As today’s banking becomes more and more digital, clients are rapidly moving from traditional to digital channels. Islamic banks are responding to this behavioral change by adding more channels and increasing security to keep risks and client experience consistent and positive. Online banking and innovation may drive customer convenience, but may also give rise to more and new vulnerabilities. By adding new access points for criminals, we are also increasing the risk of cross-channel attacks. Cybersecurity vulnerabilities are the main cause of any form of financial crime. Whether we call it smuggling, smurfing, fraud or terrorism, it is a global problem that banks need to address and solve. FADI YAZBECK delves further.
Managing risk in financial institutions is an ongoing challenge, the impact of which affects many regions across the world, including the Middle East. The UAE is considered one of the most highly targeted countries in the world for cyberattacks, with Saudi Arabia the country with the highest email spam rate. In 2017, more than 3.6 million people within the UAE were affected by cyberattacks.
In 2018, McAfee and CSIS examined and quantified the global economic cost of cybercrime. They rated the UAE as the second-most targeted country in the world for cybercrime, costing the Emirates an estimated US$1.4 billion every year, according to McAfee’s report, ‘The Economic Impact of Cybercrime — No Slowing Down’.
Moreover, according to PwC’s ‘21st CEO Survey’, leaders in the Middle East rank fears around cyber threats higher compared to other regions, while the fear of cybercrime as a risk has risen significantly from 24% in 2017 to 40% in 2018.
The Middle East is particularly inclined to cyberattacks, as there are many companies with large amounts of liquid capital, and there is also a high number of global foreign nationals living and working with access to foreign or global networks and data.
There has also been a tendency for some countries to lag behind in upgrading cybersecurity and related technology to global standards.
At the same time, the speed of expansion of smart technologies, along with the proliferation of internet of things devices, is raising further vulnerabilities to such attacks.
Cyberattacks are not just a technology issue but also a major legal risk. Regulators are responding to this threat with new cyber and data laws. New audit powers and mandatory reporting requirements are putting businesses in the spotlight, and a serious attack could mean significant reputational and financial impact and loss of customers.
In the UAE, for example, cybercrime law has been in force since the 27th August 2012 and comprises 51 articles, most of which set out specific cybercrimes and prescribe the applicable penalty for each crime.
Still, Islamic banks should not rely on regulators to tell them what they need to do to safeguard their systems, as this is not enough to protect their business.

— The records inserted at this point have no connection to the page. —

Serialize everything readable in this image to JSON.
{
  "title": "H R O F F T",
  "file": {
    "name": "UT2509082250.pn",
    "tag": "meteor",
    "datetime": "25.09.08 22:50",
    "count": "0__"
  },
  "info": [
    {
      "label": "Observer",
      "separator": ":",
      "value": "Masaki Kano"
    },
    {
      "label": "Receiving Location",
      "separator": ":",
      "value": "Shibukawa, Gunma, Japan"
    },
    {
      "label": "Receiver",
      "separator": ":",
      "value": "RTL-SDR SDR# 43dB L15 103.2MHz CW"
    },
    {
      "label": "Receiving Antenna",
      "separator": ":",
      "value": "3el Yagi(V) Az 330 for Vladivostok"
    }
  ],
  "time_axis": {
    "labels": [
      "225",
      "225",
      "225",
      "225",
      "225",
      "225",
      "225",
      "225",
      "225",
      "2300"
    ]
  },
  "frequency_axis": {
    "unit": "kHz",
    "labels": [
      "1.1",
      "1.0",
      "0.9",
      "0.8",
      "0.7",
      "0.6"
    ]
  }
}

Regulators cannot always follow the pace of technological evolution in time.
Cybercrime can result in significant losses in both revenue and reputation for Islamic banks, along with the interruption of their daily operations. From a broader perspective, it can even impact the overall digital landscape by shaking clients’ trust and confidence in conducting transactions online.
In such a challenging environment, Islamic banks need to secure their operations using the proper technology and screening tools, which will provide the necessary transparency and consistency of information and will reduce compliance costs.
The market is offering solutions to protect the Islamic banking sector from financial crime and prevent cyberattacks.
A comprehensive solution should cover fraud prevention, watch-list screening, anti-money laundering and the know-your-customer process, delivering industry-leading levels of detection with the lowest rates of false positives.
The ideal solution builds a customer’s financial behavior DNA to detect and stop suspicious transactions that deviate from normal and expected behavior.
Furthermore, the product becomes even stronger with the addition of an artificial intelligence (AI)-powered financial profiling tool.
This kind of tool can assist banks in improving the seamless and frictionless nature of their customer journeys and experience they offer by focusing their financial crime detection efforts on areas of higher risk.
AI tools can enhance detection sophistication and, by better understanding what can be considered normal for a given customer concerning their own and their peer groups’ financial behavior, reduce the need for banks to seek this additional level of verification when it is not needed.
This means that financial crime mitigation efforts, including anti-money laundering, can be focused on higher risk groups. The use of AI is an essential component in creating an intelligent Islamic bank of the future. This capability needs to be accessible to all Islamic banks, regardless of their type and size.
Improving customer journeys by creating frictionless omni-channel experiences is becoming a key priority for Islamic banks. Investment in financial mitigation capabilities that will automate their cybersecurity is becoming a must.
Islamic banks will have to enhance the protection they offer to their customers from cybersecurity and financial crime, and avoid risks of reputational damage and potentially heavy fines and large losses.